It is perhaps a sign of his now sunnier outlook that our conversation is peppered with jokey asides. Vi wanted him to clean out the garden shed during the recent sunny spell, but he was considering getting a pal to ring him from work to get him out of that job. "But she is pretty insistent," he adds. "Maybe I will just have to do it."
He also recalls how his father, Tommy, a boilermaker and metal worker, was very dismissive of school exams and their 60% pass mark. "He used to say, 'if 40% of my boilers leaked I would be out of business very quickly. I have to get things 100% right'. It was unanswerable logic. He also told me that if I spent less time listening to the radio, I might make something of myself."
Occasionally, thoughts of his own mortality creep into the conversation. Just recently on the same day he learned of the deaths of two friends. "It suddenly makes you think," he says. "When I began working out their ages, I realised that one of them was not much older than me.
"I suppose that is just part of life. You start off going to funerals with your dad, then you go to your dad's funeral and then you start going to the funeral of your friends."
One such friend was country singer George Hamilton IV. The singer phoned Trevor from the US the day that Lynda Jayne died to offer his condolences and also say that he would be willing to host a tribute show to her.

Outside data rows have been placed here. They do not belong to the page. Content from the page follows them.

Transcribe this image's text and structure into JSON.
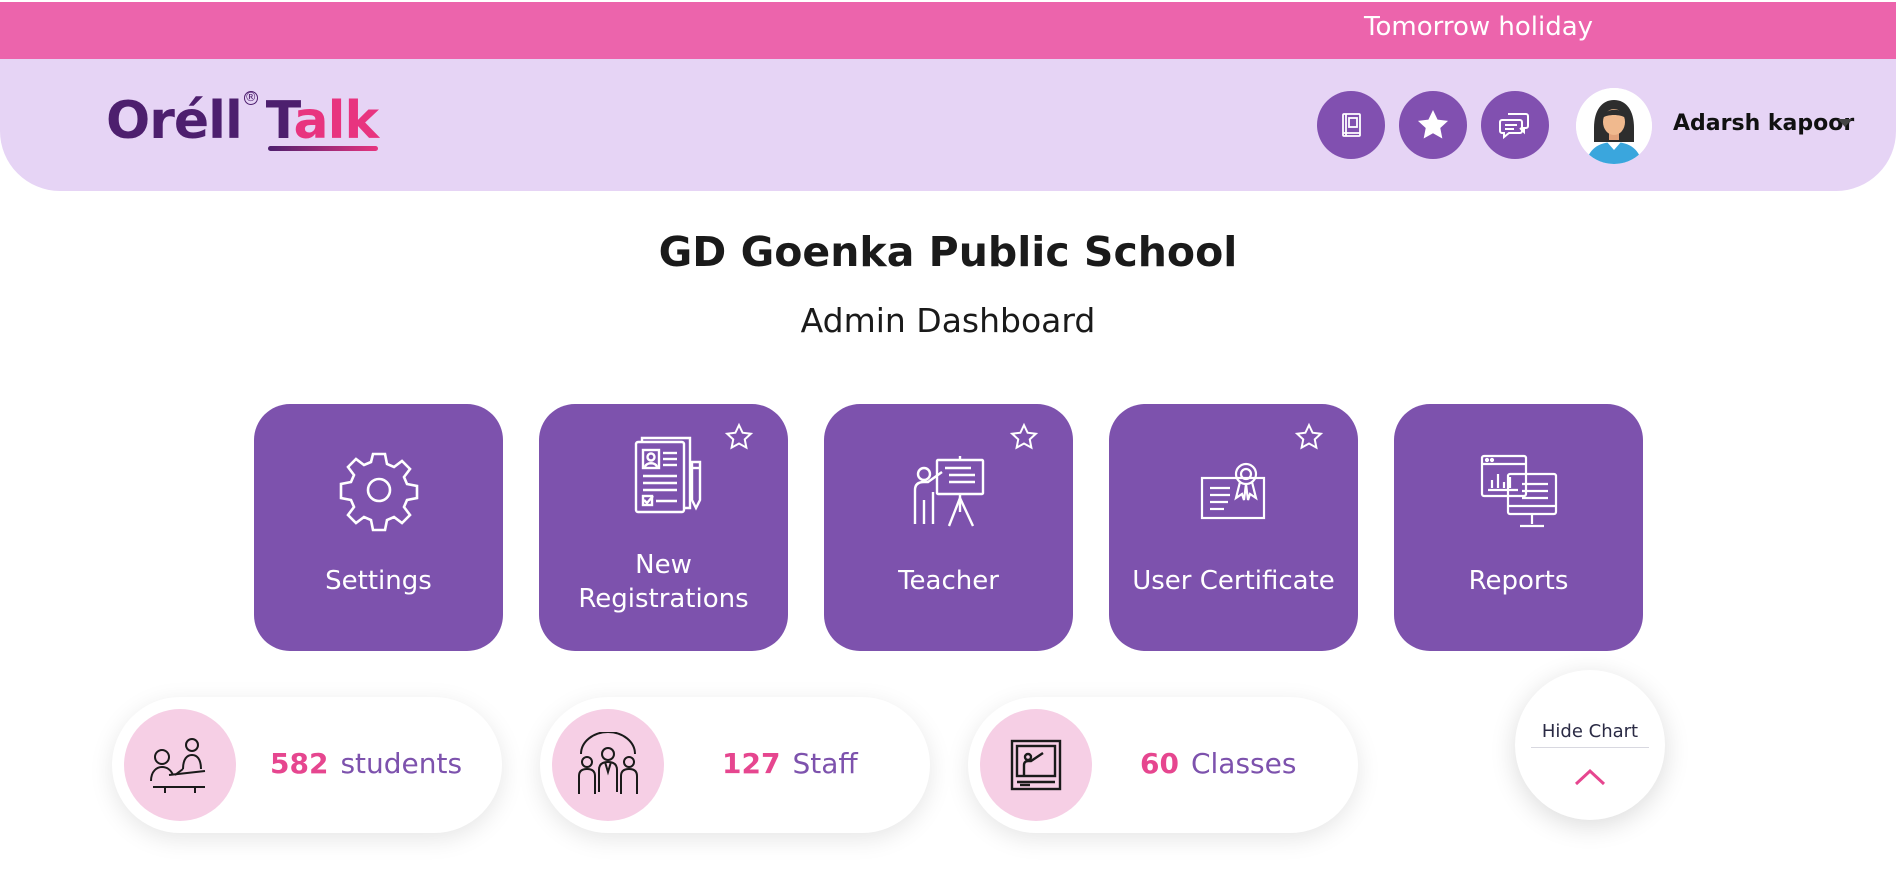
{
  "ticker": {
    "message": "Tomorrow holiday"
  },
  "header": {
    "logo": {
      "part1": "Oréll",
      "part2_a": "T",
      "part2_b": "alk"
    },
    "user_name": "Adarsh kapoor"
  },
  "title": {
    "school": "GD Goenka Public School",
    "dashboard": "Admin Dashboard"
  },
  "tiles": [
    {
      "label": "Settings",
      "icon": "gear-icon",
      "favoritable": false
    },
    {
      "label": "New Registrations",
      "label_line1": "New",
      "label_line2": "Registrations",
      "icon": "registration-form-icon",
      "favoritable": true
    },
    {
      "label": "Teacher",
      "icon": "teacher-presentation-icon",
      "favoritable": true
    },
    {
      "label": "User Certificate",
      "icon": "certificate-icon",
      "favoritable": true
    },
    {
      "label": "Reports",
      "icon": "reports-monitor-icon",
      "favoritable": false
    }
  ],
  "stats": [
    {
      "value": "582",
      "label": "students",
      "icon": "students-desk-icon"
    },
    {
      "value": "127",
      "label": "Staff",
      "icon": "staff-group-icon"
    },
    {
      "value": "60",
      "label": "Classes",
      "icon": "classroom-board-icon"
    }
  ],
  "hide_chart": {
    "label": "Hide Chart",
    "icon": "chevron-up-icon"
  },
  "colors": {
    "ticker": "#ec64ac",
    "header": "#e6d4f5",
    "tile": "#7d52ad",
    "stat_number": "#e6468f",
    "stat_label": "#7d52ad",
    "stat_circle": "#f6cfe5"
  }
}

"He died late last year. He was the nicest person in the world. He would often pick me up from the airport when I went to Nashville, the home of country music, and he would give me his own private tour of the homes of the stars.

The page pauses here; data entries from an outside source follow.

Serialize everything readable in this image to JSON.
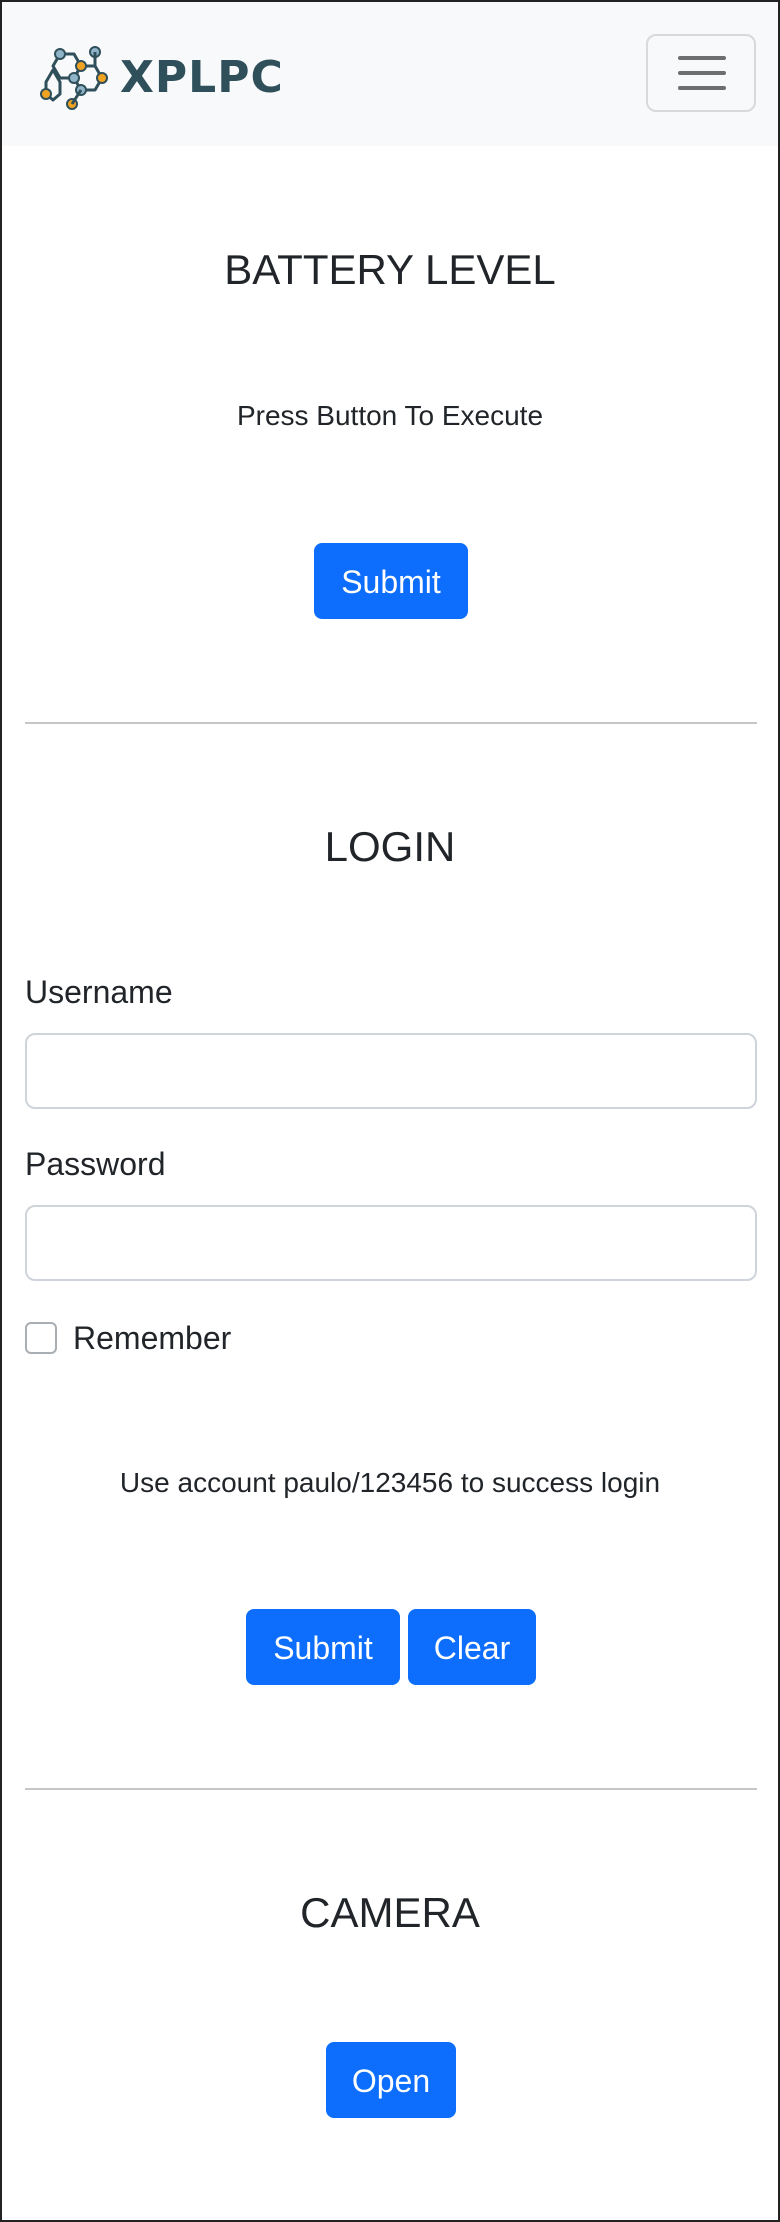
{
  "navbar": {
    "brand_text": "XPLPC",
    "logo_icon": "molecule-hexagon-icon",
    "menu_icon": "hamburger-menu-icon"
  },
  "battery": {
    "title": "BATTERY LEVEL",
    "info": "Press Button To Execute",
    "submit_label": "Submit"
  },
  "login": {
    "title": "LOGIN",
    "username_label": "Username",
    "username_value": "",
    "username_placeholder": "",
    "password_label": "Password",
    "password_value": "",
    "password_placeholder": "",
    "remember_label": "Remember",
    "hint": "Use account paulo/123456 to success login",
    "submit_label": "Submit",
    "clear_label": "Clear"
  },
  "camera": {
    "title": "CAMERA",
    "open_label": "Open"
  },
  "colors": {
    "primary": "#0d6efd",
    "navbar_bg": "#f8f9fa",
    "brand_text": "#2f4f5a",
    "text": "#212529"
  }
}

"We sometimes admire the big houses in the wealthier parts of Northern Ireland, but those country stars have properties that are huge mansions. When you fly into Nashville the number of swimming pools that you can see is unreal. There is certainly money in country music, at least for the stars."

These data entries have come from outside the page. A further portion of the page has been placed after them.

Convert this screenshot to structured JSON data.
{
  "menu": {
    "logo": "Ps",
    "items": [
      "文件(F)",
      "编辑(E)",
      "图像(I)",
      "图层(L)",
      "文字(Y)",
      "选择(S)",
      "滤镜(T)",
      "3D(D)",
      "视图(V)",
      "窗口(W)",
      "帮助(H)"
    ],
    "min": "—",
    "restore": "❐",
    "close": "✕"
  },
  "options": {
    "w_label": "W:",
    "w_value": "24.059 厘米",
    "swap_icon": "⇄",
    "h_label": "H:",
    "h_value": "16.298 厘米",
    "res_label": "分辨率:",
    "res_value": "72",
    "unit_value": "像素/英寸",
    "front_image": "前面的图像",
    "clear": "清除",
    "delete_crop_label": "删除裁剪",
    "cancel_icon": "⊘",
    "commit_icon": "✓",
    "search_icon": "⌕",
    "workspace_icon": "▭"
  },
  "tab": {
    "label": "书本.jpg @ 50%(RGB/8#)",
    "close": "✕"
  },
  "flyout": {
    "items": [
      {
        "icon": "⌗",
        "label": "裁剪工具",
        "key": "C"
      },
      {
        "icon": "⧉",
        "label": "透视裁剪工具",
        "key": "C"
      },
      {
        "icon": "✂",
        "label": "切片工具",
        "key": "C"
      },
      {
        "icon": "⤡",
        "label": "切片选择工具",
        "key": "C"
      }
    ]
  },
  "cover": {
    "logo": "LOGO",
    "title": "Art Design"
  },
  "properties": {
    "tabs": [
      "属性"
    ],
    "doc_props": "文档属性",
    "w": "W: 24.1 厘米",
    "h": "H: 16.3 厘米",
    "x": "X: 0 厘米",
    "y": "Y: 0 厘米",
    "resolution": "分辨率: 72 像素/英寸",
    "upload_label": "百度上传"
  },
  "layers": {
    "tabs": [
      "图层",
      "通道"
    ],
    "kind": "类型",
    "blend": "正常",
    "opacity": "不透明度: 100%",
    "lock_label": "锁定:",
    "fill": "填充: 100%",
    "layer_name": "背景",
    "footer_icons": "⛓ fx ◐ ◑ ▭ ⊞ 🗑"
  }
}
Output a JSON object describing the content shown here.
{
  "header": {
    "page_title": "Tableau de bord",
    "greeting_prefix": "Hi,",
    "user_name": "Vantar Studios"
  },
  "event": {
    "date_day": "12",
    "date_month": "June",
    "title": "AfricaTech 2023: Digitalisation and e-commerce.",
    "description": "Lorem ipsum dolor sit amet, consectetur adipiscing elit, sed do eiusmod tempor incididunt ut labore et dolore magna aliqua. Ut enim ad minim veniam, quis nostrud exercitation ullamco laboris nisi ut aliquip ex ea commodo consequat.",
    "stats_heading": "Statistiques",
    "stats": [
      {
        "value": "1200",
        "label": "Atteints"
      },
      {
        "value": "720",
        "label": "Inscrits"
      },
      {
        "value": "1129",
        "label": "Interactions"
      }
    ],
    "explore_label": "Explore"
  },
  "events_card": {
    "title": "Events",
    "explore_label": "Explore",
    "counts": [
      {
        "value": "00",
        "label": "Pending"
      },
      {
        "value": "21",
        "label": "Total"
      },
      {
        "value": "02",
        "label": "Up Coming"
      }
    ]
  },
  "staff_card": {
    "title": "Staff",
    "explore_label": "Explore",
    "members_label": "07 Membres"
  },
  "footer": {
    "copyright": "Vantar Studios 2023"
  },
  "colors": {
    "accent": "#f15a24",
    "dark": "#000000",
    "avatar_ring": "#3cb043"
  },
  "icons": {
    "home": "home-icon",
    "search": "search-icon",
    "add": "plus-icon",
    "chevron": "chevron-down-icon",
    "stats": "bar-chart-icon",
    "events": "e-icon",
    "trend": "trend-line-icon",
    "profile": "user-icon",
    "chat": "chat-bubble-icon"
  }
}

Big T presents the Country Legends show on Downtown Country, Monday-Friday, from 12-1pm
Legends on Big T’s playlist
- Dolly Parton - she is small, just 4ft 10ins and with that small waist you feel that you could just reach out with your finger and thumb and lift her up. But she is as sharp as a tack and some performer
- Tammy Wynette - I met her many times at Wembley country festival and she was always the same, a really nice person
- Bill Anderson - not as well known as the others but has been writing hit songs for decades. He must have a house just to receive all his royalty cheques
- Charley Pride - I was at his recent concert in Belfast. He is in his mid-70s and he never sat down once during his performance. I remember the late Jim Aiken saying that if he could bring Charlie on a tour of Ireland every year he would be very happy. That is the sort of appeal that he has, even though he has not had a hit song for decades
- Johnny Cash - a very down to earth man, very ordinary
- Willie Nelson - very quiet
- Waylon Jennings - had a drink with him in the Europa Hotel. Another nice man